You can think of 3AL as Facebook for businesses or Etsy — if it went beyond arts and crafts. It connects businesses and creates a direct line between buyer and seller.
It doesn’t feel as if 3AL is trying to be a generalised social network aimed at subverting Facebook’s reign. In fact, when you first visit the site, your eyes are met with a big blue “Sign in with Facebook” button. That’s a smart move. One senses 3AL’s strength lies in becoming a niche network for connecting businesses and building relationships between sellers and buyers.
It’s difficult to definitively say however, whether or not 3AL is tailored for business-to-business (B2B) networking, or if it would indeed like to take on Facebook to some extent. It encourages you to “connect with your friends and businesses by inviting them with your Facebook account or by sending them an email invitation.” As it encourages both casual and businesses connections, it seems that it might have ambitions beyond being purely a B2B social network.
3AL is likely to see most social engagement take place among sellers that find themselves part of each other’s supply chain. Facebook wasn’t built with these connections in mind. Buyers — you and me — are already invested in Facebook for general socialising. Then again, Etsy which enables social networking aspects for all its user types, seems to be doing just fine.
Whatever 3AL’s ultimate direction, for the foreseeable future, strong Facebook integration will allow its businesses to benefit from buyers’ existing Facebook social graphs.
Browsing through the site is fairly intuitive. The most important section of 3AL is the “Mart” which lists items available for sale. Clicking on an item reveals the seller which has a Profile Page showing detailed information about the merchant and their business(es). All businesses are also listed in the aptly named “Businesses” section.
Striking up a conversation with a seller is a breeze and once you’re ready items can be purchased directly on 3AL. As a bonus, purchases are shipped post haste, thanks to 3AL’s courier partnership — online buying is currently restricted to Nigeria. Communication between buyers and sellers on 3AL takes place through both messages and real-time chat. It poses huge potential for customer support.
Both individuals and businesses have an “Activity Page” which is has as a social media “Wall” for posting messages as well as a picture albums section for personal and product images.

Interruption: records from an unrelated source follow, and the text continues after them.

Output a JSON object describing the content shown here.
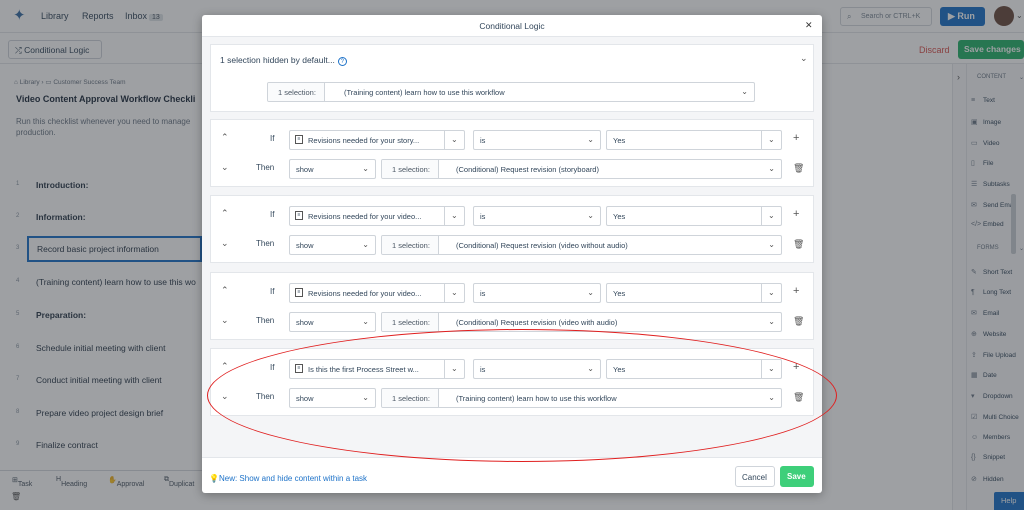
{
  "nav": {
    "library": "Library",
    "reports": "Reports",
    "inbox": "Inbox",
    "inbox_count": "13"
  },
  "search": {
    "placeholder": "Search or CTRL+K"
  },
  "run_label": "Run",
  "conditional_tab": "Conditional Logic",
  "discard": "Discard",
  "save_changes": "Save changes",
  "breadcrumb": {
    "library": "Library",
    "team": "Customer Success Team"
  },
  "workflow": {
    "title": "Video Content Approval Workflow Checkli",
    "description": "Run this checklist whenever you need to manage production."
  },
  "tasks": [
    {
      "num": "1",
      "label": "Introduction:"
    },
    {
      "num": "2",
      "label": "Information:"
    },
    {
      "num": "3",
      "label": "Record basic project information"
    },
    {
      "num": "4",
      "label": "(Training content) learn how to use this wo"
    },
    {
      "num": "5",
      "label": "Preparation:"
    },
    {
      "num": "6",
      "label": "Schedule initial meeting with client"
    },
    {
      "num": "7",
      "label": "Conduct initial meeting with client"
    },
    {
      "num": "8",
      "label": "Prepare video project design brief"
    },
    {
      "num": "9",
      "label": "Finalize contract"
    }
  ],
  "bottombar": {
    "task": "Task",
    "heading": "Heading",
    "approval": "Approval",
    "duplicate": "Duplicat"
  },
  "sidebar": {
    "content_header": "CONTENT",
    "content_items": [
      "Text",
      "Image",
      "Video",
      "File",
      "Subtasks",
      "Send Email",
      "Embed"
    ],
    "forms_header": "FORMS",
    "form_items": [
      "Short Text",
      "Long Text",
      "Email",
      "Website",
      "File Upload",
      "Date",
      "Dropdown",
      "Multi Choice",
      "Members",
      "Snippet",
      "Hidden"
    ]
  },
  "help": "Help",
  "modal": {
    "title": "Conditional Logic",
    "hidden": {
      "text": "1 selection hidden by default...",
      "selection_prefix": "1 selection:",
      "selection_value": "(Training content) learn how to use this workflow"
    },
    "if_label": "If",
    "then_label": "Then",
    "rules": [
      {
        "field": "Revisions needed for your story...",
        "operator": "is",
        "value": "Yes",
        "action": "show",
        "sel_prefix": "1 selection:",
        "target": "(Conditional) Request revision (storyboard)"
      },
      {
        "field": "Revisions needed for your video...",
        "operator": "is",
        "value": "Yes",
        "action": "show",
        "sel_prefix": "1 selection:",
        "target": "(Conditional) Request revision (video without audio)"
      },
      {
        "field": "Revisions needed for your video...",
        "operator": "is",
        "value": "Yes",
        "action": "show",
        "sel_prefix": "1 selection:",
        "target": "(Conditional) Request revision (video with audio)"
      },
      {
        "field": "Is this the first Process Street w...",
        "operator": "is",
        "value": "Yes",
        "action": "show",
        "sel_prefix": "1 selection:",
        "target": "(Training content) learn how to use this workflow"
      }
    ],
    "footer_link": "New: Show and hide content within a task",
    "cancel": "Cancel",
    "save": "Save"
  },
  "colors": {
    "accent": "#1d72c8",
    "save_green": "#27b36a",
    "annotation_red": "#e02020",
    "discard_red": "#d9534f"
  }
}
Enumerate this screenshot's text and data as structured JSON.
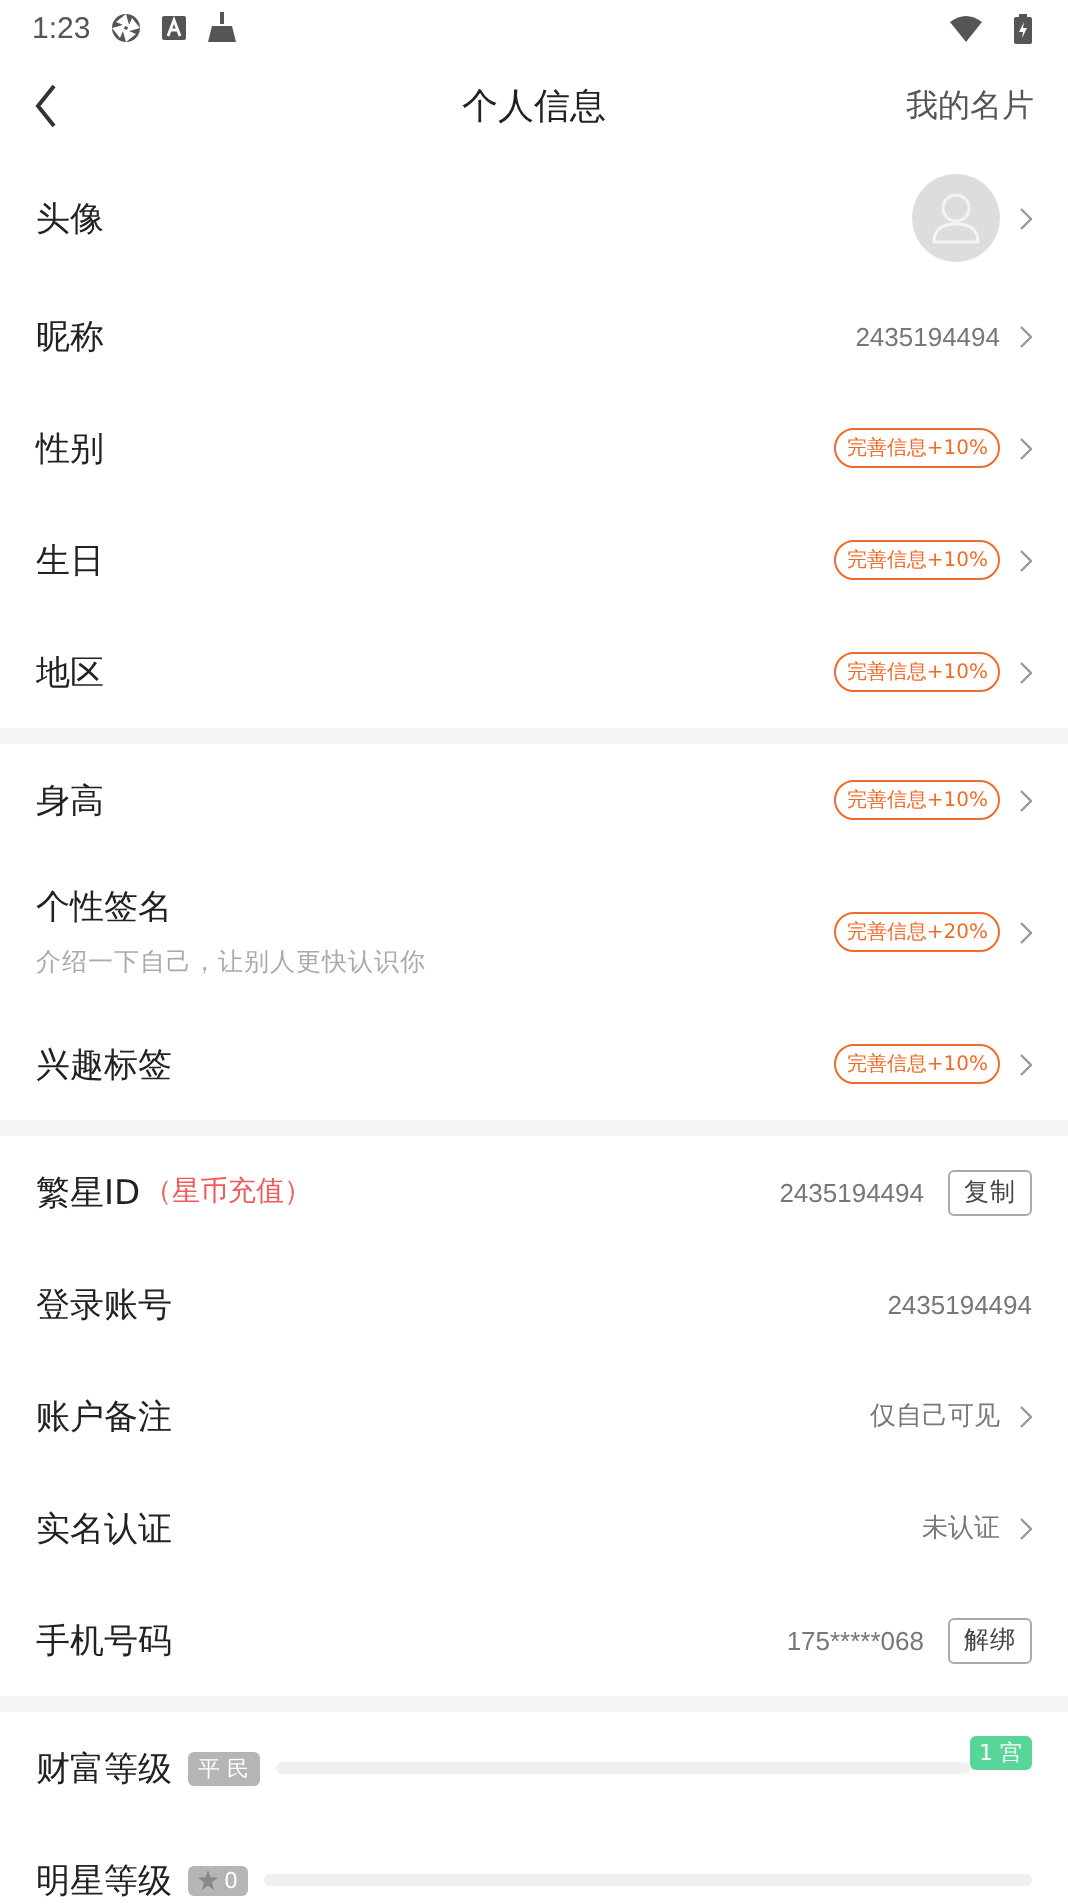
{
  "status_bar": {
    "time": "1:23"
  },
  "nav": {
    "title": "个人信息",
    "action": "我的名片"
  },
  "sections": [
    {
      "rows": [
        {
          "kind": "avatar",
          "label": "头像",
          "chevron": true
        },
        {
          "kind": "text",
          "label": "昵称",
          "value": "2435194494",
          "chevron": true
        },
        {
          "kind": "text",
          "label": "性别",
          "badge": "完善信息+10%",
          "chevron": true
        },
        {
          "kind": "text",
          "label": "生日",
          "badge": "完善信息+10%",
          "chevron": true
        },
        {
          "kind": "text",
          "label": "地区",
          "badge": "完善信息+10%",
          "chevron": true
        }
      ]
    },
    {
      "rows": [
        {
          "kind": "text",
          "label": "身高",
          "badge": "完善信息+10%",
          "chevron": true
        },
        {
          "kind": "text",
          "label": "个性签名",
          "sub": "介绍一下自己，让别人更快认识你",
          "badge": "完善信息+20%",
          "chevron": true
        },
        {
          "kind": "text",
          "label": "兴趣标签",
          "badge": "完善信息+10%",
          "chevron": true
        }
      ]
    },
    {
      "rows": [
        {
          "kind": "text",
          "label": "繁星ID",
          "link": "（星币充值）",
          "value": "2435194494",
          "button": "复制",
          "chevron": false
        },
        {
          "kind": "text",
          "label": "登录账号",
          "value": "2435194494",
          "chevron": false
        },
        {
          "kind": "text",
          "label": "账户备注",
          "value": "仅自己可见",
          "chevron": true
        },
        {
          "kind": "text",
          "label": "实名认证",
          "value": "未认证",
          "chevron": true
        },
        {
          "kind": "text",
          "label": "手机号码",
          "value": "175*****068",
          "button": "解绑",
          "chevron": false
        }
      ]
    },
    {
      "rows": [
        {
          "kind": "level",
          "label": "财富等级",
          "grade": "平 民",
          "next": "1 宫"
        },
        {
          "kind": "level",
          "label": "明星等级",
          "grade": "0",
          "star": true
        }
      ]
    }
  ]
}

Lastly, 3AL Spaces allow businesses to build their own basic websites.
3AL has yet to officially launch, but hopes to compete locally with Dealdey, Dealfish, Google Trader, Qluqlu, All4Naija, Sabunta and Kasuwa. Internationally 3AL has its sights set on competing with the likes of eBay, Amazon, Gumtree and CraigsList. Focused on developing the brand in Nigeria first, 3AL has its sights set on eventually branching out in Africa.
Ada Amogu, 3AL Executive Director, Business Development tells us that the site is self-funded and that revenue will be generated through advertising space and transaction fees from items sold online through 3AL.
3AL is one of those big ideas that we would love to see succeed. It’s an end-to-end solution for customer support and discovering, buying — 3AL’s payment solution is currently integrated with all major switches in Nigeria to accept most credit and debit cards — and shipping goods without hassle.
If it can be more assertive about its identity, 3AL might very well become a leader in African eCommerce.